State Dept. Won’t Say Its Own Officials Set to Testify on Benghazi Are 'Credible People'

May 6, 2013 - 5:56 PM

Benghazi

The burnt-out interior of a building at the U.S. State Department Special Mission Compound in Benghazi, Libya on Sept. 13, 2012. (AP Photo/Mohammed Hannon)

(CNSNews.com) – When asked at a press briefing on Monday to say that two State Department officials set to testify in Congress on Wednesday about the Sept. 11, 2012 terrorist attack in Benghazi are "credible people," State Department spokesman Patrick Ventrell would not do it.

The two officials are Greg Hicks, who was the deputy chief of mission at the U.S. Embassy in Libya, and Mark Thompson, who was the deputy coordinator for operations in the department's counter-terrorism division.

“Before we get to the specifics of what they’re expected to testify, I wonder if you could provide us with your assessment of the caliber of these two individuals," James Rosen of Fox News asked Ventrell. "Are they credible? They’ve been working at fairly senior posts here and abroad for years and years. I wonder first what thoughts the Department has about the caliber of these two individuals."

Ventrell: “I mean, it’s a little bit hard for us to--given that we don’t have a lot of information about how the hearing was scheduled and the various sort of formation of the majority’s decision to have this hearing, it’s a little bit hard to comment on the witnesses. Let me do – let me say one thing here, though, at the very top. We have always encouraged any State Department employee who wants to share their personal story, whether it be to the ARB or the Congress to tell the truth, period, full stop, end of story. That’s long been our position. We’ve made that clear from the start. In terms of these particular individuals, the committee didn’t come to us asking witnesses. We found out through the media and through the announcement the same way you all did. In terms of these potential transcripts out there, we haven’t seen the transcripts."

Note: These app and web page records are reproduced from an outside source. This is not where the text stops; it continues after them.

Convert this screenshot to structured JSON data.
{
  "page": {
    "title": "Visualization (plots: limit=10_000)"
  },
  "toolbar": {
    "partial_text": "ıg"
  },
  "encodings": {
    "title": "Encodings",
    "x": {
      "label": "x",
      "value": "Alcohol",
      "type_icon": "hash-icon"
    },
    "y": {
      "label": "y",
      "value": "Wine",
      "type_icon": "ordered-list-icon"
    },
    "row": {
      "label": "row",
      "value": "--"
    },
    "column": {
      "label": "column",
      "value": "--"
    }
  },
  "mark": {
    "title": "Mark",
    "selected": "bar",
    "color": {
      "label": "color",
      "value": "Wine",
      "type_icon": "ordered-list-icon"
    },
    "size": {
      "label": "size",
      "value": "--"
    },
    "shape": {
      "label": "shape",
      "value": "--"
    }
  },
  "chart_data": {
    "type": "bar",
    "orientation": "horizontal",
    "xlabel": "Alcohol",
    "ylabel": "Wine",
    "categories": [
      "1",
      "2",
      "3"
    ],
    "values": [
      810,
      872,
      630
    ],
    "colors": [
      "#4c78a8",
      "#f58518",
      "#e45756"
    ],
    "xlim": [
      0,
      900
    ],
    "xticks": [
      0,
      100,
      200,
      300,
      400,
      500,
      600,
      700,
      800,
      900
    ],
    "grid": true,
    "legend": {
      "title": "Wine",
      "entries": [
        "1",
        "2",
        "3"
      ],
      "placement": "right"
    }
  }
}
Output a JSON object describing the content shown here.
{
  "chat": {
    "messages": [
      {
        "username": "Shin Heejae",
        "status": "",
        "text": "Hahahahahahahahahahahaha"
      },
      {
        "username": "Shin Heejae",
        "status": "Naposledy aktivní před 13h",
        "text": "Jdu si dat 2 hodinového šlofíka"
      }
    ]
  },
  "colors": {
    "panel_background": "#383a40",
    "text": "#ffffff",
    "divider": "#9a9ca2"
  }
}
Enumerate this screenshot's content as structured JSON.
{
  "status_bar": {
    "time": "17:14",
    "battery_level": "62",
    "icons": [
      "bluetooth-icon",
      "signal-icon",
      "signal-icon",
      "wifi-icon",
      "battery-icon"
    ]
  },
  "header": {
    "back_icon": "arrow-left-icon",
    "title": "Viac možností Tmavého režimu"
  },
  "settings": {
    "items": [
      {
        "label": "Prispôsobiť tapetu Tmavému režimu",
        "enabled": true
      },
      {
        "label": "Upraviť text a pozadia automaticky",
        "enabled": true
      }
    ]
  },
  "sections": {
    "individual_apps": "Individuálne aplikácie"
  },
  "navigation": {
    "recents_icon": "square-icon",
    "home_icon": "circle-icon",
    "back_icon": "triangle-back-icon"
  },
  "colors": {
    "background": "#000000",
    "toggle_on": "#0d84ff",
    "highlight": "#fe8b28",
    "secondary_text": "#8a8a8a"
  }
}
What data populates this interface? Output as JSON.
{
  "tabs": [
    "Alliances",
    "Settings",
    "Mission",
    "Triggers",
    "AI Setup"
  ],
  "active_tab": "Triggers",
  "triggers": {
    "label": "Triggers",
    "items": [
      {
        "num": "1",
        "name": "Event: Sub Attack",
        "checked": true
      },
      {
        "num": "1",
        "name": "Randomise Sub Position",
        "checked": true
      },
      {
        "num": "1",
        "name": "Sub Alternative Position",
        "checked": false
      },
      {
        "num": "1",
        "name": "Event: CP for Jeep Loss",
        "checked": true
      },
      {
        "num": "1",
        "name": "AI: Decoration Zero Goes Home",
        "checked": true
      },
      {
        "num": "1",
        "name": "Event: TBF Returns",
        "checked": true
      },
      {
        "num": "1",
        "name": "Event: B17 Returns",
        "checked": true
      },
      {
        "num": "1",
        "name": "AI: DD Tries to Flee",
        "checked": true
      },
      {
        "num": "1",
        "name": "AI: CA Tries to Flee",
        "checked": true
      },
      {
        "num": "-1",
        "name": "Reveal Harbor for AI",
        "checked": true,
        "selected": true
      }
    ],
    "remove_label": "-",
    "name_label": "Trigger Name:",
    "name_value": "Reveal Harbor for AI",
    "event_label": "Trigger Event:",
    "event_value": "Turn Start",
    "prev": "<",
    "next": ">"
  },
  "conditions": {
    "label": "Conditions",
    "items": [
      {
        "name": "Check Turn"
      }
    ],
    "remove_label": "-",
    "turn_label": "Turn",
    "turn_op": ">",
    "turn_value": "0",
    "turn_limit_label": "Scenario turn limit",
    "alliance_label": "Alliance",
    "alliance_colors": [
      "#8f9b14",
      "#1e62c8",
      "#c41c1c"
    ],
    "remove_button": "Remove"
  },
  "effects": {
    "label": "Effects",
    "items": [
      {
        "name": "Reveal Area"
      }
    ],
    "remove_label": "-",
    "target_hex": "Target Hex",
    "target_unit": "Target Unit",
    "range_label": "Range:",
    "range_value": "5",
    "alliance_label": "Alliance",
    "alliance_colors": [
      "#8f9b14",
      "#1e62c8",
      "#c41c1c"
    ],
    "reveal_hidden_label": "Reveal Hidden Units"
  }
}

Later in the briefing Rosen returned to the question.

“Let me just go back to the question I started with, okay?" said Rosen. "And as I tried to put it to you, without respect to the specific charges that we expect these two individuals to be testifying to, can you just say: Are Greg Hicks and Mark Thompson credible people? Are they not longstanding career State Department employees? Are they credible?”

“Again, I’m not going to assess one individual or another,” responded State Department spokesman Ventrell. “These are some folks who have said they’re going to come out and tell a story to Congress, and our message— ”

Rosen: “Have they been fired? Are they--

Ventrell: “Let me finish. Let me finish.”

Rosen: “Do they still work here?”

Ventrell: “Our message is we have always encouraged State Department employees who want to share their personal story, whether to the ARB or Congress, to tell the truth, period. And so they have an opportunity to do that if that’s what they choose to do.”

Rosen: “Have they had distinguished careers? Have they had distinguished careers here?”

Ventrell: “Again, I’m not in a place to assess their bios and their work experience, but these are people who work inside the State Department.